“I loved Billy’s laugh,” says Brian Sepanik. “He had the best laugh of anyone I know, a really deep belly laugh. When you heard him laugh across the facility, you smiled.”
“He laughed a lot,” adds Ackerman. “You’d be sitting in a room 400 feet away and hear him fill the entire lobby.”
Those are just a few of the friends who remember Billy Sheahan. Upon learning of the news, dozens more shared their memories of him on Facebook. Below is a small dose of the giant impact he made on the world.
“Shocked and beyond saddened just now to learn of the passing of my former Avenue Edit co-worker (who I first met at Swell), sweet friend, insanely talented film editor and photographer Billy Sheahan. My God, what an incredibly sad day. His warmth, kindness and laughter was infectious. He was one of the finest film editors I’ve ever met. And he was pure GOLD.”
“Sad news. He was a great guy and talented editor.”
“Good Guy, Excellent Editor!”
“Oh no! So sad! Billy was awesome.”
“So very sorry to hear this. Billy was a rare kind. Such a good person. My deepest condolences.”
“Oh, that laugh…”
“One of the kindest souls, and arguably the best laugh ever, RIP Billy, you’re one of the best!”
“Wow! Gonna miss you dropping by the office & the warmth that was always beaming from you.”
“When I got my first internship in the film business it was at Swell Pictures.

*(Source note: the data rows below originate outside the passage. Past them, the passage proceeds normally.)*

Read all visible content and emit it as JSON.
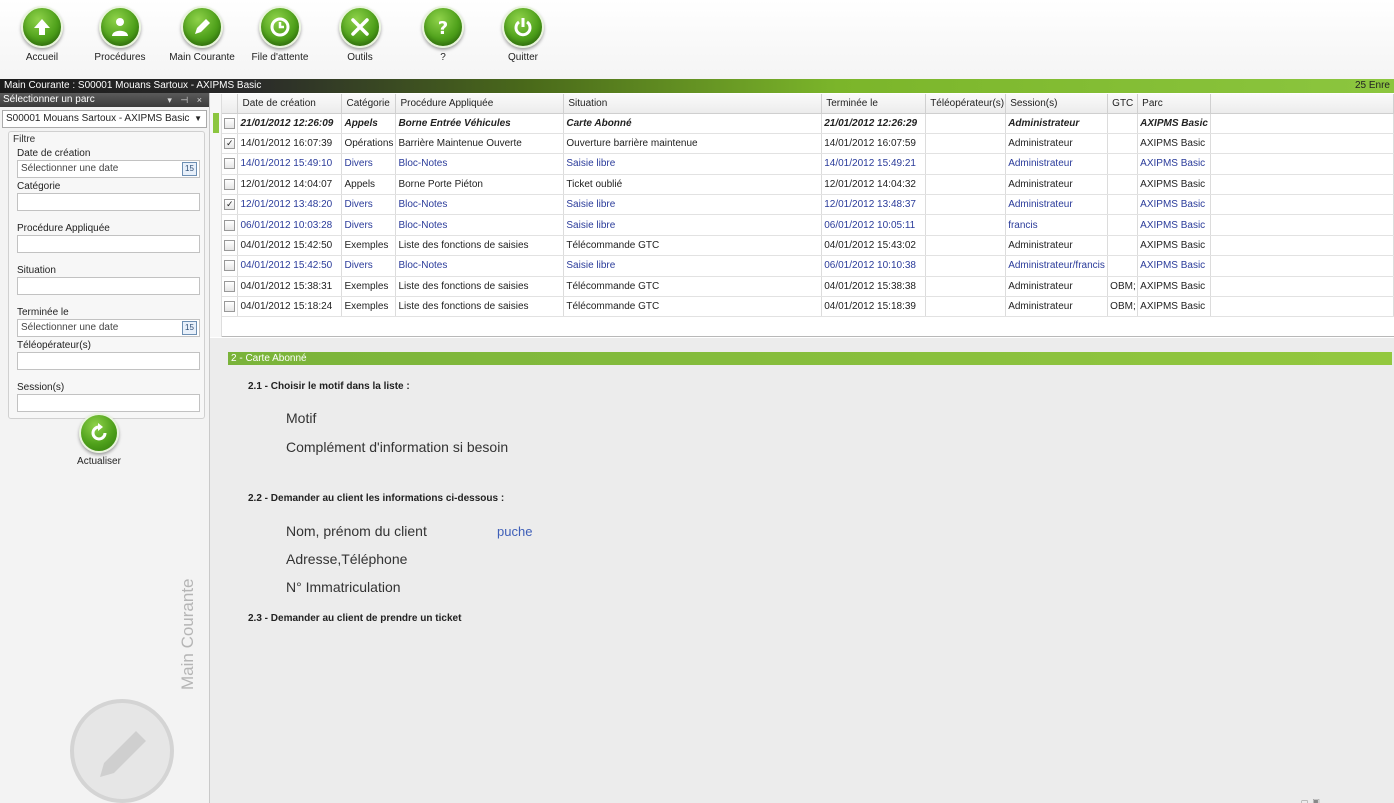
{
  "toolbar": {
    "buttons": [
      {
        "label": "Accueil",
        "icon": "arrow-up-icon"
      },
      {
        "label": "Procédures",
        "icon": "people-icon"
      },
      {
        "label": "Main Courante",
        "icon": "pencil-icon"
      },
      {
        "label": "File d'attente",
        "icon": "clock-icon"
      },
      {
        "label": "Outils",
        "icon": "tools-icon"
      },
      {
        "label": "?",
        "icon": "help-icon"
      },
      {
        "label": "Quitter",
        "icon": "power-icon"
      }
    ]
  },
  "titlebar": {
    "title": "Main Courante : S00001  Mouans Sartoux - AXIPMS Basic",
    "count": "25 Enre"
  },
  "leftpanel": {
    "header": "Sélectionner un parc",
    "pins": "▾ ⊣ ×",
    "selected_parc": "S00001 Mouans Sartoux - AXIPMS Basic",
    "filter_title": "Filtre",
    "date_creation_label": "Date de création",
    "date_creation_placeholder": "Sélectionner une date",
    "categorie_label": "Catégorie",
    "procedure_label": "Procédure Appliquée",
    "situation_label": "Situation",
    "terminee_label": "Terminée le",
    "terminee_placeholder": "Sélectionner une date",
    "teleoperateur_label": "Téléopérateur(s)",
    "session_label": "Session(s)",
    "calendar_text": "15",
    "refresh_label": "Actualiser",
    "watermark_text": "Main Courante"
  },
  "grid": {
    "columns": [
      "Date de création",
      "Catégorie",
      "Procédure Appliquée",
      "Situation",
      "Terminée le",
      "Téléopérateur(s)",
      "Session(s)",
      "GTC",
      "Parc"
    ],
    "rows": [
      {
        "checked": false,
        "style": "bold",
        "cells": [
          "21/01/2012 12:26:09",
          "Appels",
          "Borne Entrée Véhicules",
          "Carte Abonné",
          "21/01/2012 12:26:29",
          "",
          "Administrateur",
          "",
          "AXIPMS Basic"
        ]
      },
      {
        "checked": true,
        "style": "normal",
        "cells": [
          "14/01/2012 16:07:39",
          "Opérations",
          "Barrière Maintenue Ouverte",
          "Ouverture barrière maintenue",
          "14/01/2012 16:07:59",
          "",
          "Administrateur",
          "",
          "AXIPMS Basic"
        ]
      },
      {
        "checked": false,
        "style": "blue",
        "cells": [
          "14/01/2012 15:49:10",
          "Divers",
          "Bloc-Notes",
          "Saisie libre",
          "14/01/2012 15:49:21",
          "",
          "Administrateur",
          "",
          "AXIPMS Basic"
        ]
      },
      {
        "checked": false,
        "style": "normal",
        "cells": [
          "12/01/2012 14:04:07",
          "Appels",
          "Borne Porte Piéton",
          "Ticket oublié",
          "12/01/2012 14:04:32",
          "",
          "Administrateur",
          "",
          "AXIPMS Basic"
        ]
      },
      {
        "checked": true,
        "style": "blue",
        "cells": [
          "12/01/2012 13:48:20",
          "Divers",
          "Bloc-Notes",
          "Saisie libre",
          "12/01/2012 13:48:37",
          "",
          "Administrateur",
          "",
          "AXIPMS Basic"
        ]
      },
      {
        "checked": false,
        "style": "blue",
        "cells": [
          "06/01/2012 10:03:28",
          "Divers",
          "Bloc-Notes",
          "Saisie libre",
          "06/01/2012 10:05:11",
          "",
          "francis",
          "",
          "AXIPMS Basic"
        ]
      },
      {
        "checked": false,
        "style": "normal",
        "cells": [
          "04/01/2012 15:42:50",
          "Exemples",
          "Liste des fonctions de saisies",
          "Télécommande GTC",
          "04/01/2012 15:43:02",
          "",
          "Administrateur",
          "",
          "AXIPMS Basic"
        ]
      },
      {
        "checked": false,
        "style": "blue",
        "cells": [
          "04/01/2012 15:42:50",
          "Divers",
          "Bloc-Notes",
          "Saisie libre",
          "06/01/2012 10:10:38",
          "",
          "Administrateur/francis",
          "",
          "AXIPMS Basic"
        ]
      },
      {
        "checked": false,
        "style": "normal",
        "cells": [
          "04/01/2012 15:38:31",
          "Exemples",
          "Liste des fonctions de saisies",
          "Télécommande GTC",
          "04/01/2012 15:38:38",
          "",
          "Administrateur",
          "OBM;",
          "AXIPMS Basic"
        ]
      },
      {
        "checked": false,
        "style": "normal",
        "cells": [
          "04/01/2012 15:18:24",
          "Exemples",
          "Liste des fonctions de saisies",
          "Télécommande GTC",
          "04/01/2012 15:18:39",
          "",
          "Administrateur",
          "OBM;",
          "AXIPMS Basic"
        ]
      }
    ]
  },
  "detail": {
    "header": "2 - Carte Abonné",
    "step1": "2.1 - Choisir le motif dans la liste :",
    "motif": "Motif",
    "complement": "Complément d'information si besoin",
    "step2": "2.2 - Demander au client les informations ci-dessous :",
    "nom": "Nom, prénom du client",
    "nom_value": "puche",
    "adresse": "Adresse,Téléphone",
    "immatriculation": "N° Immatriculation",
    "step3": "2.3 - Demander au client de prendre un ticket"
  },
  "colors": {
    "accent_green": "#8cc63f",
    "link_blue": "#2a3b9a"
  }
}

Billy Sheahan’s room was met with the biggest smile and a sincere greeting – and I mean big, bright, glowing; he genuinely gave you a gift for greeting every time. He was a busy editor – what a gracious gesture the way he’d take a little time to be genuine, to be kind, funny, and to treat an intern like he was part of the team. I’m just learning of your passing, and I want to say thanks. Thank you for always being a bright, kind soul. I wish you well on your journey.”
“Just heard that dear friend and colleague Billy Sheahan passed away. He was a great editor, photographer and one of those guys that, no matter what had a smile and a great joke. I am heartbroken. He will truly be missed.”
“I knew him from all the way back at Alpha Channel! That’s terrible news! He was literally one of the first guys I met doing photography F/X for advertising, or anything, really. How does that even happen?”
Contact editor daniel patton at firstname.lastname@example.org.